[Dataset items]
┌──
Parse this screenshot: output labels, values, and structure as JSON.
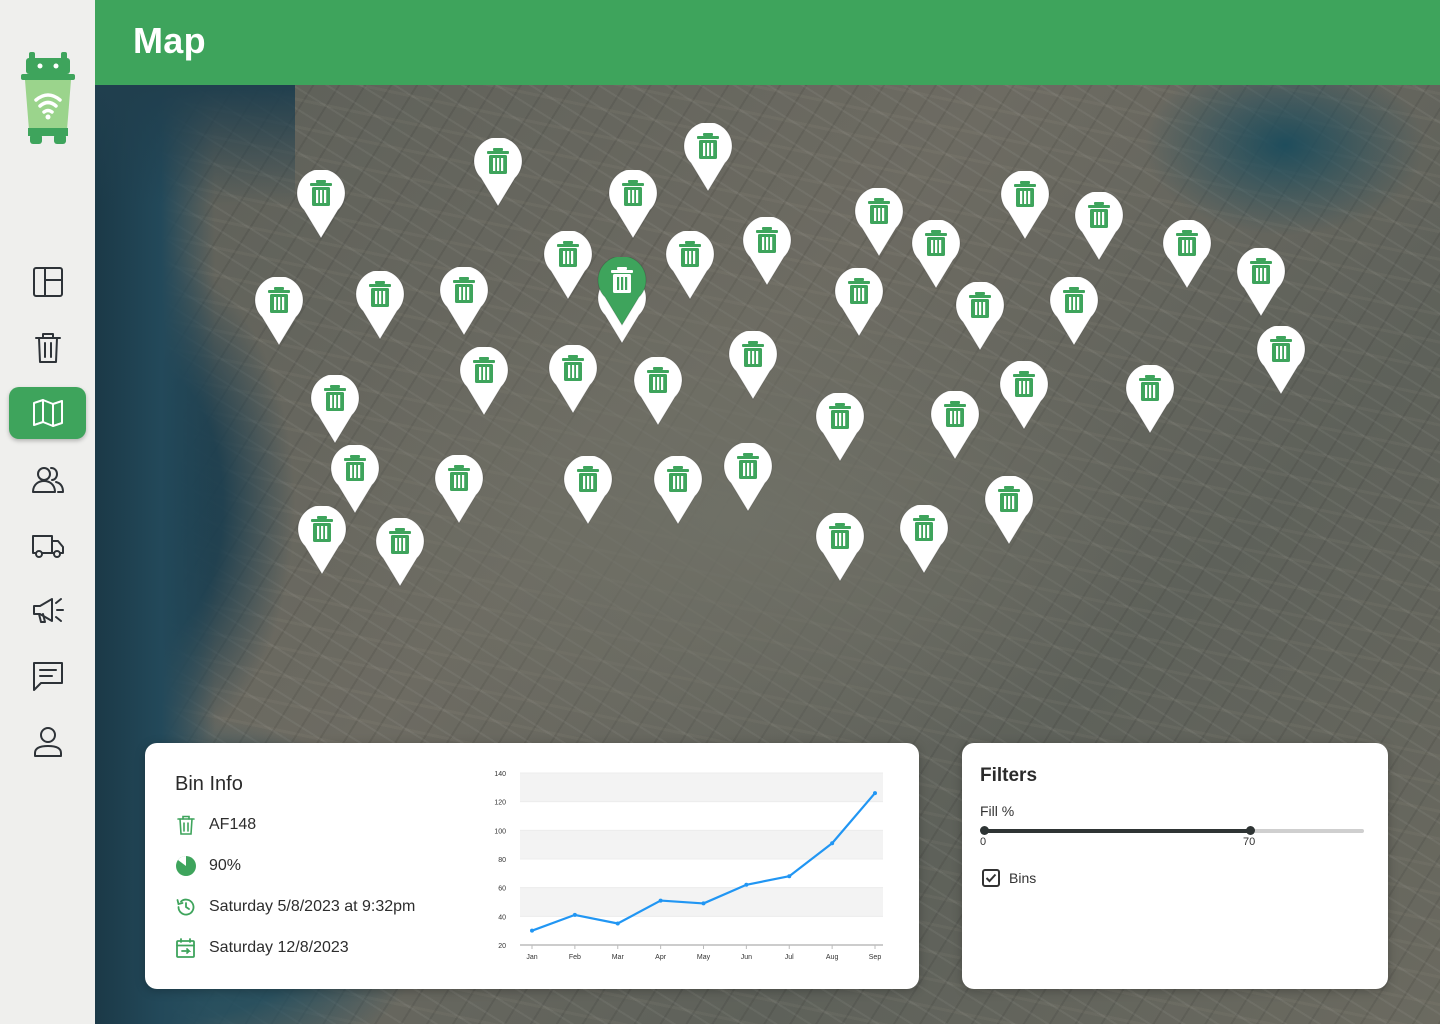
{
  "header": {
    "title": "Map"
  },
  "sidebar": {
    "items": [
      {
        "icon": "dashboard-icon",
        "active": false
      },
      {
        "icon": "trash-icon",
        "active": false
      },
      {
        "icon": "map-icon",
        "active": true
      },
      {
        "icon": "users-icon",
        "active": false
      },
      {
        "icon": "truck-icon",
        "active": false
      },
      {
        "icon": "megaphone-icon",
        "active": false
      },
      {
        "icon": "message-icon",
        "active": false
      },
      {
        "icon": "user-icon",
        "active": false
      }
    ]
  },
  "map": {
    "bin_marker_count": 46,
    "selected_marker_color": "#3ea45c",
    "marker_color": "#ffffff"
  },
  "bin_info": {
    "title": "Bin Info",
    "bin_id": "AF148",
    "fill_level": "90%",
    "last_update": "Saturday 5/8/2023 at 9:32pm",
    "next_collection": "Saturday 12/8/2023"
  },
  "chart_data": {
    "type": "line",
    "categories": [
      "Jan",
      "Feb",
      "Mar",
      "Apr",
      "May",
      "Jun",
      "Jul",
      "Aug",
      "Sep"
    ],
    "values": [
      30,
      41,
      35,
      51,
      49,
      62,
      68,
      91,
      126
    ],
    "ylim": [
      20,
      140
    ],
    "yticks": [
      20,
      40,
      60,
      80,
      100,
      120,
      140
    ],
    "color": "#2196f3",
    "grid": true
  },
  "filters": {
    "title": "Filters",
    "fill_label": "Fill %",
    "range": [
      0,
      70
    ],
    "min_label": "0",
    "max_label": "70",
    "bins_label": "Bins",
    "bins_checked": true
  },
  "colors": {
    "brand": "#3ea45c",
    "icon": "#2e3338"
  }
}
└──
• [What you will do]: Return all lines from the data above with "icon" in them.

• [Problem solution]:
        "icon": "dashboard-icon",
        "icon": "trash-icon",
        "icon": "map-icon",
        "icon": "users-icon",
        "icon": "truck-icon",
        "icon": "megaphone-icon",
        "icon": "message-icon",
        "icon": "user-icon",
    "icon": "#2e3338"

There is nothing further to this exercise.